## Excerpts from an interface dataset
======
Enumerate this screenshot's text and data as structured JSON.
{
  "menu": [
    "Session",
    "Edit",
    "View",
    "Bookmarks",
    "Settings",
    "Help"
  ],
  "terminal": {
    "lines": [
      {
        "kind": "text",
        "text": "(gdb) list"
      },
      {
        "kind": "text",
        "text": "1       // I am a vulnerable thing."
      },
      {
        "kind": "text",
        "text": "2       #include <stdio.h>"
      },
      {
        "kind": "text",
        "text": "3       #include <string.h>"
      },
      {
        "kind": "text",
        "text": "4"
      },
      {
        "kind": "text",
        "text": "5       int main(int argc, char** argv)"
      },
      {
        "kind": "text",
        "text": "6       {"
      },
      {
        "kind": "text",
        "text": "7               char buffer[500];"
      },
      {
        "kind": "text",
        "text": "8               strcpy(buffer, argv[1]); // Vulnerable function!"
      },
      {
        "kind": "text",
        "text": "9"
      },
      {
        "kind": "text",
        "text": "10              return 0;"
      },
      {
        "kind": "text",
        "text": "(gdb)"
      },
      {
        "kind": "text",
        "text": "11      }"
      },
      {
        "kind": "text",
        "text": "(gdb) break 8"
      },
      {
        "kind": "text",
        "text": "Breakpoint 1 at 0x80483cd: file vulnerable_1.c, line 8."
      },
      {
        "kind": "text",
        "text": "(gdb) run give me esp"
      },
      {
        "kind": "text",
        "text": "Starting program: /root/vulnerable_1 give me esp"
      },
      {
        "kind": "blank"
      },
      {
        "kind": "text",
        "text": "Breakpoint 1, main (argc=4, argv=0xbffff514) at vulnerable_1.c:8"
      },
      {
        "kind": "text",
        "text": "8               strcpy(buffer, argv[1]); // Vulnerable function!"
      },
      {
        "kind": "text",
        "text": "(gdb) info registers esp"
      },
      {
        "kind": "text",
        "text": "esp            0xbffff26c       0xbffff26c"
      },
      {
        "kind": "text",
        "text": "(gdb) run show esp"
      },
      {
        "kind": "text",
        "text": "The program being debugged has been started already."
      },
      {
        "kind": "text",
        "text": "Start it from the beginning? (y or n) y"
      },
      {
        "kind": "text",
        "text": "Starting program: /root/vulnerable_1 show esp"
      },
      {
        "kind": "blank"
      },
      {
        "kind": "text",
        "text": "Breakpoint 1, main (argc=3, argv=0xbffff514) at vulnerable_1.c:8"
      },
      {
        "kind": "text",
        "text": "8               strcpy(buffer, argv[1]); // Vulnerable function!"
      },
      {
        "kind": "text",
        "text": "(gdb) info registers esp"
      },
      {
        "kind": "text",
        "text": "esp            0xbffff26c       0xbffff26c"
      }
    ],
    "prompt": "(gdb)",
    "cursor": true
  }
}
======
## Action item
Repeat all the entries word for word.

## Result
Enumerate this screenshot's text and data as structured JSON.
{
  "menu": [
    "Session",
    "Edit",
    "View",
    "Bookmarks",
    "Settings",
    "Help"
  ],
  "terminal": {
    "lines": [
      {
        "kind": "text",
        "text": "(gdb) list"
      },
      {
        "kind": "text",
        "text": "1       // I am a vulnerable thing."
      },
      {
        "kind": "text",
        "text": "2       #include <stdio.h>"
      },
      {
        "kind": "text",
        "text": "3       #include <string.h>"
      },
      {
        "kind": "text",
        "text": "4"
      },
      {
        "kind": "text",
        "text": "5       int main(int argc, char** argv)"
      },
      {
        "kind": "text",
        "text": "6       {"
      },
      {
        "kind": "text",
        "text": "7               char buffer[500];"
      },
      {
        "kind": "text",
        "text": "8               strcpy(buffer, argv[1]); // Vulnerable function!"
      },
      {
        "kind": "text",
        "text": "9"
      },
      {
        "kind": "text",
        "text": "10              return 0;"
      },
      {
        "kind": "text",
        "text": "(gdb)"
      },
      {
        "kind": "text",
        "text": "11      }"
      },
      {
        "kind": "text",
        "text": "(gdb) break 8"
      },
      {
        "kind": "text",
        "text": "Breakpoint 1 at 0x80483cd: file vulnerable_1.c, line 8."
      },
      {
        "kind": "text",
        "text": "(gdb) run give me esp"
      },
      {
        "kind": "text",
        "text": "Starting program: /root/vulnerable_1 give me esp"
      },
      {
        "kind": "blank"
      },
      {
        "kind": "text",
        "text": "Breakpoint 1, main (argc=4, argv=0xbffff514) at vulnerable_1.c:8"
      },
      {
        "kind": "text",
        "text": "8               strcpy(buffer, argv[1]); // Vulnerable function!"
      },
      {
        "kind": "text",
        "text": "(gdb) info registers esp"
      },
      {
        "kind": "text",
        "text": "esp            0xbffff26c       0xbffff26c"
      },
      {
        "kind": "text",
        "text": "(gdb) run show esp"
      },
      {
        "kind": "text",
        "text": "The program being debugged has been started already."
      },
      {
        "kind": "text",
        "text": "Start it from the beginning? (y or n) y"
      },
      {
        "kind": "text",
        "text": "Starting program: /root/vulnerable_1 show esp"
      },
      {
        "kind": "blank"
      },
      {
        "kind": "text",
        "text": "Breakpoint 1, main (argc=3, argv=0xbffff514) at vulnerable_1.c:8"
      },
      {
        "kind": "text",
        "text": "8               strcpy(buffer, argv[1]); // Vulnerable function!"
      },
      {
        "kind": "text",
        "text": "(gdb) info registers esp"
      },
      {
        "kind": "text",
        "text": "esp            0xbffff26c       0xbffff26c"
      }
    ],
    "prompt": "(gdb)",
    "cursor": true
  }
}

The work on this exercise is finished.